Nick Watts went to the United Nations Framework Convention on Climate Change (UNFCCC) summit as the representative for the International Federation of Medical Students’ Associations, and the Health and Environment Alliance.
He was one of the few delegates advocating the importance of health as the central framework for the UN negotiations.
He was shocked to learn that concepts of global health equity were absent from the summit’s negotiated text, he said. This was despite the recent Lancet Series on Climate Change and Health, which stated that “Climate change is the greatest global health threat of the 21st Century.”
He was part of a group of doctors and health professionals who lobbied health and environment ministers, heads of state, and UN agencies with a degree of success, with a number of nations including health in their statements and as a priority in their ongoing negotiations. In particular, Tuvalu, Macedonia, the Maldives and, to a small extent, the UK, were the most receptive, he said.
And he had a pleasant surprise when the World Health Organisation asked him to rejoin the conference – after all civil society, that is, non-governmental organisations, student organisations, lobby groups, and business and research organisations had been evicted for the high-level segment – to be part of their delegation, providing a voice for health from students around the world.
They were helped by the fact that recent studies had shown that significant co-benefits to health were associated with mitigation strategies, Mr Watts said. These ranged from a decline in respiratory disease, through to healthier diets and lifestyles.

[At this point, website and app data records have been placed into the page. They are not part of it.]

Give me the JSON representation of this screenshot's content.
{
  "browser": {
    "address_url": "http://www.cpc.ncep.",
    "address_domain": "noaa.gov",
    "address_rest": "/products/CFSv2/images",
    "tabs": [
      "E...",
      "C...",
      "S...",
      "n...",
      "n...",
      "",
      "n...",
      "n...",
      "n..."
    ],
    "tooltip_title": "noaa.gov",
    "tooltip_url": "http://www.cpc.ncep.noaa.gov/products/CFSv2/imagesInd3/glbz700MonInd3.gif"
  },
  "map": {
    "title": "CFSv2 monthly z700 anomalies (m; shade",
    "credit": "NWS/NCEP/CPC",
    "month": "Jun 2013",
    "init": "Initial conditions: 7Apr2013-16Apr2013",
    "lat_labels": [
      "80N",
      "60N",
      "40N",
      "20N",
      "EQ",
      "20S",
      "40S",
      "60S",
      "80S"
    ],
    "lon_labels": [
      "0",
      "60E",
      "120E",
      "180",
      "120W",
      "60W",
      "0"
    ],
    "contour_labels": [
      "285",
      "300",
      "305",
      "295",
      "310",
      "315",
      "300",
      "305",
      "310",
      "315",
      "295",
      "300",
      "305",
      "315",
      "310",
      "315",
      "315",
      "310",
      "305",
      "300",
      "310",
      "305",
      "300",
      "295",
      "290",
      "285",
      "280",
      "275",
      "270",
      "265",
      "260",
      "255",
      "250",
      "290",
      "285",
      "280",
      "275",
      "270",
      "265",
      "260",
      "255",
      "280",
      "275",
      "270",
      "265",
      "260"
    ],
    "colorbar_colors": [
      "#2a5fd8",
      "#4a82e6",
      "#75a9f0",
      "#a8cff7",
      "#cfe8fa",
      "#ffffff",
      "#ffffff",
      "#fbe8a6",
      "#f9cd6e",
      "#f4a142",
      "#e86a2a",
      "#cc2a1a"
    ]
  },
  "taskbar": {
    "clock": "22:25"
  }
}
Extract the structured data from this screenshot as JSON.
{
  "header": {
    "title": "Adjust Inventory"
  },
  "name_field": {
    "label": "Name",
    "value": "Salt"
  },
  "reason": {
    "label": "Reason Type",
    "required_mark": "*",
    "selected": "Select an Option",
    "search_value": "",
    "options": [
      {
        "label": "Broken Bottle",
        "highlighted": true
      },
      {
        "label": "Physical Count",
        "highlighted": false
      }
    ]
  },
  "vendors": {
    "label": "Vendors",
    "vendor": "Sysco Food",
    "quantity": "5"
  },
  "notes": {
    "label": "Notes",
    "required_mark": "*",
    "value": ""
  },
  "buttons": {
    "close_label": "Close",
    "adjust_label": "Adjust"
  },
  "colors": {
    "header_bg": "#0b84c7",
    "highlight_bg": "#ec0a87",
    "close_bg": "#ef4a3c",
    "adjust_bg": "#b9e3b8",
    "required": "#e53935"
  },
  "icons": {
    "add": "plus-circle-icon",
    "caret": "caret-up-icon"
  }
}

“It’s been over 19 years since the world began its first summit on climate change, back with the creation of the UNFCCC in 1992,” he said. “In 2010, we’re only just beginning to come to terms with the devastating impact that climate change will have on human health.
“While heat stroke, increased frequency and extremity of natural disasters and the spread of vector born diseases are some of the more obvious and direct effects, there are also a number of indirect dangers. These hidden impacts include the exacerbation of already critical water stresses, famine and malnutrition, air quality degradation and violent conflict resulting from forced mass migration.”
Mr Watts said if success was to be achieved, the international health community would have to engage in the debate on climate change. “There are simple steps we can all take, ranging from decreasing our own carbon footprint and that of our hospitals and clinics through to acting as advocates on a local, national or international stage,” he said.
Mr Watts said the Faculty had kindly sponsored him in August last year to travel to the General Assembly of the International Federation of Medical Students’ Associations in Macedonia. “This was an amazing experience, which has done a huge amount to introduce me into the realm of public health politics and economics, a career which I am very interested in pursuing,” he said.
Anyone interested in joining the network for climate change and health can contact Mr Watts onThinkglobal@ifmsa.org